[It is] good to be here in a moment in which we talk more about war than peace. I am coming from Berlin, and, in Berlin, we have been discussing the Western Balkans situation.
I think there are two words that summarise what has to happen in the Western Balkans: one is resilience, and another is reconciliation. We have to avoid Russia meddling in the Western Balkans’ affairs. We do not have to give any excuse for Russia to interfere in the political and economic life of the Western Balkans because the future of the Western Balkans is anchored in the European Union.
There are good news: yesterday, the United Nations – unanimously – renewed the mandate of our military [Operation] EUFOR ALTHEA in Bosnia and Herzegovina. This military mission shows the strong commitment of the European Union to keep peace in the Western Balkans, and to conduct and accompany these countries in the European path, especially, in the case of Bosnia and Herzegovina, where the [Operation] EUFOR ALTHEA is being deployed.
So, let’s work to increase the resilience of the Western Balkans both from the economic point of view, political stability and resilience against disinformation, cyberattacks and hybrid threats. Secondly, to work with them in order to overcome the legacy of the past and to build reconciliation among them.
Today, here, we have been talking about Ukraine, about the aggression – the war of aggression of Russia against Ukraine.
Putin’s Russia is destroying Ukraine: they cannot occupy it, they cannot win militarily in the battlefield, they cannot win the war.
They are destroying the country systematically. They are bombing, destroying civilian infrastructure. Millions of Ukrainians no longer have access to electricity, and what Putin is willing to do is to put the country in the darkness in the wintertime.
This is a war crime. We do not need to talk about nuclear threats. Using conventional arms, they are destroying a country, killing civilians, trying to break down the morale of the Ukrainians.
That is why we have to continue supporting Ukraine. [We have to] continue supporting [them], providing arms to defend themselves, to bring economic and financial support, and reaching out [to] the whole world in order to explain which are the causes and the consequences of this war.
Food and fertilisers are not under the European Union’s sanctions. It is not [because of] our sanctions that there is a scarcity of food in the world. It is because of the blockade of Russia of the exports of grain from Ukraine. It is good news that Russia has decided to go back to the deal brokered by the United Nations and Türkiye. But for many weeks and months, Ukrainian grain was not exported. You can count it on the number of people suffering [from] hunger.
So, we have to reach out to the international community. We have to continue implementing the sanctions against the Russian economy. We have to support Ukraine’s military, as we are doing. The European Union has already allocated €22 billion to support Ukraine – €22 billion. And I am not counting in this figure the military support provided bilaterally by Member States. I am only counting €3 billion from the European Peace Facility (EPF) and €19 billion are coming from European Union and Member States to support financially, economically Ukraine: providing humanitarian support, providing materials for Ukrainians to be able to support the winter.
The winter is coming, and Putin is waiting for the “General Winter” to come and support the Russian army.
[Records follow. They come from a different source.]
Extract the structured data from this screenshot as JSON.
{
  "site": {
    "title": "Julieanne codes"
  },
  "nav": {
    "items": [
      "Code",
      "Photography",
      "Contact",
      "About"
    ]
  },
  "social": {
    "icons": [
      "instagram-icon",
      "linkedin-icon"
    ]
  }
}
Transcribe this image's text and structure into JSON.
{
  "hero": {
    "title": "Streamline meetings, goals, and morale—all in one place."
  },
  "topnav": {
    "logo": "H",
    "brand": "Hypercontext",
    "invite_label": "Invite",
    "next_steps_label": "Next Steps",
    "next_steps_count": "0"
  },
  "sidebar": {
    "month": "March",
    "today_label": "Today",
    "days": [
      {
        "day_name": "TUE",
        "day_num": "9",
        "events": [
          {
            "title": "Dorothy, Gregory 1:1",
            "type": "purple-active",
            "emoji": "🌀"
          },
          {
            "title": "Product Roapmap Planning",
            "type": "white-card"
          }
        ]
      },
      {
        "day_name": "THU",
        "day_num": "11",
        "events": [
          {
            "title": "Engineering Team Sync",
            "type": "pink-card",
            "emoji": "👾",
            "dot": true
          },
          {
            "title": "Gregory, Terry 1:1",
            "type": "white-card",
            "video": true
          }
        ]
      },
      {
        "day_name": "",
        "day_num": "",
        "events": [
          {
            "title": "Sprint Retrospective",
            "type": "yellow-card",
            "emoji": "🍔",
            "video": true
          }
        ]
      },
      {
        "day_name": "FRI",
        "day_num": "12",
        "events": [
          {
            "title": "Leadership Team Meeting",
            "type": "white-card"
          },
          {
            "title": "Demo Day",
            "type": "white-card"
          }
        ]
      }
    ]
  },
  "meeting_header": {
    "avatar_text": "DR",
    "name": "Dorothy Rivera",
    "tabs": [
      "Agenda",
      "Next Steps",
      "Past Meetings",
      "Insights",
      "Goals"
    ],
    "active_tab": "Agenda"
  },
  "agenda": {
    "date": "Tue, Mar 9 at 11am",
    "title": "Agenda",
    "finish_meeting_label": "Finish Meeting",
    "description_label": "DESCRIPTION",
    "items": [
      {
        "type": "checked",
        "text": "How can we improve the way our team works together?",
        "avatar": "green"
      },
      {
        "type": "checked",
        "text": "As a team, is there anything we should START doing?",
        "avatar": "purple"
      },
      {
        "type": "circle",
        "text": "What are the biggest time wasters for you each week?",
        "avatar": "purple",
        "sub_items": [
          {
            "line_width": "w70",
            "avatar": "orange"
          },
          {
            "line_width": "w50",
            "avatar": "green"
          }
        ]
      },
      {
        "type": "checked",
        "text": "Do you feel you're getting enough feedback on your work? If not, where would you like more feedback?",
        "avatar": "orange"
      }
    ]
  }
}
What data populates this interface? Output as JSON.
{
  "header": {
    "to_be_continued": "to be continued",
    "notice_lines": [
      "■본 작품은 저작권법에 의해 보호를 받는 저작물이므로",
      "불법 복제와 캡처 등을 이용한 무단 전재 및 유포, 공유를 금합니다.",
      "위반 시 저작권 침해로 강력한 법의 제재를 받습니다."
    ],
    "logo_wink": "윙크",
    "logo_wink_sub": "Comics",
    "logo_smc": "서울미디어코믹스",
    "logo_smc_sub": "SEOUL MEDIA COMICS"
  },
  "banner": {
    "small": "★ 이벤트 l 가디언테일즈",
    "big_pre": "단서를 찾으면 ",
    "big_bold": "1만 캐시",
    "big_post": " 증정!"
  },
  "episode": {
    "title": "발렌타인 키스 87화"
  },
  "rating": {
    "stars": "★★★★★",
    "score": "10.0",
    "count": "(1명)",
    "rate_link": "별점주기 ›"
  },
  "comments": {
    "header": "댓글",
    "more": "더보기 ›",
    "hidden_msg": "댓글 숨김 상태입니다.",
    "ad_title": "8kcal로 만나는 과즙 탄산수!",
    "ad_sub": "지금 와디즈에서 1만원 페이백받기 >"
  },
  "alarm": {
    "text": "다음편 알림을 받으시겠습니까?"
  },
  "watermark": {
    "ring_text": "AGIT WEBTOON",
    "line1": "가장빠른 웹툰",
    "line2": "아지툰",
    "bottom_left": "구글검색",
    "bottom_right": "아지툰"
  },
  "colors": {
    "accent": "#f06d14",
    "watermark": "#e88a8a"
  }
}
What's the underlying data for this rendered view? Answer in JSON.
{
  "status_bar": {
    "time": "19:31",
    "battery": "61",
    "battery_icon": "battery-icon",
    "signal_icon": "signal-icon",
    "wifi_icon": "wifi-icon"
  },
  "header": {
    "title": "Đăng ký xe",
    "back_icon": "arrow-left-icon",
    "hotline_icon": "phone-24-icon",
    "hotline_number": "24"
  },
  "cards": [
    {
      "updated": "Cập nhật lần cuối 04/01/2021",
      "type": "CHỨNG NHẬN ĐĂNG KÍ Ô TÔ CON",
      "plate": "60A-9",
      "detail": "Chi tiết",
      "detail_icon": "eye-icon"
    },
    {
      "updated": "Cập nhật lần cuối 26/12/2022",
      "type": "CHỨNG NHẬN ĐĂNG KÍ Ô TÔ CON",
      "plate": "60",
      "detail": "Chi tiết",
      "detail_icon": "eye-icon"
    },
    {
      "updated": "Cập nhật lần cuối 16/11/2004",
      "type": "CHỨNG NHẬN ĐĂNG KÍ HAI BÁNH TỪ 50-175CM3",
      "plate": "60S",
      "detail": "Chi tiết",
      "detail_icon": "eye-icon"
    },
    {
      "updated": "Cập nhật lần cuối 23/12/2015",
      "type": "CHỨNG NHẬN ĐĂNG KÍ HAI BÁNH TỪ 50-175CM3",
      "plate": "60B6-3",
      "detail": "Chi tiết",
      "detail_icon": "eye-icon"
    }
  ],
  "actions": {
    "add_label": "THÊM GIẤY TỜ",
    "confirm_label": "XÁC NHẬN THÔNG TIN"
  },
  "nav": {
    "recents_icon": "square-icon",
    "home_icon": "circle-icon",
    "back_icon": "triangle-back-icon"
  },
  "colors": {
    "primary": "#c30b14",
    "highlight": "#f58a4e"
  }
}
Now, more than ever, we have to support Ukraine and the Ukrainian people. They are fighting, defending their country and we have the moral duty to support them.
Link to the video: https://audiovisual.ec.europa.eu/en/video/I-232763
Source – EEAS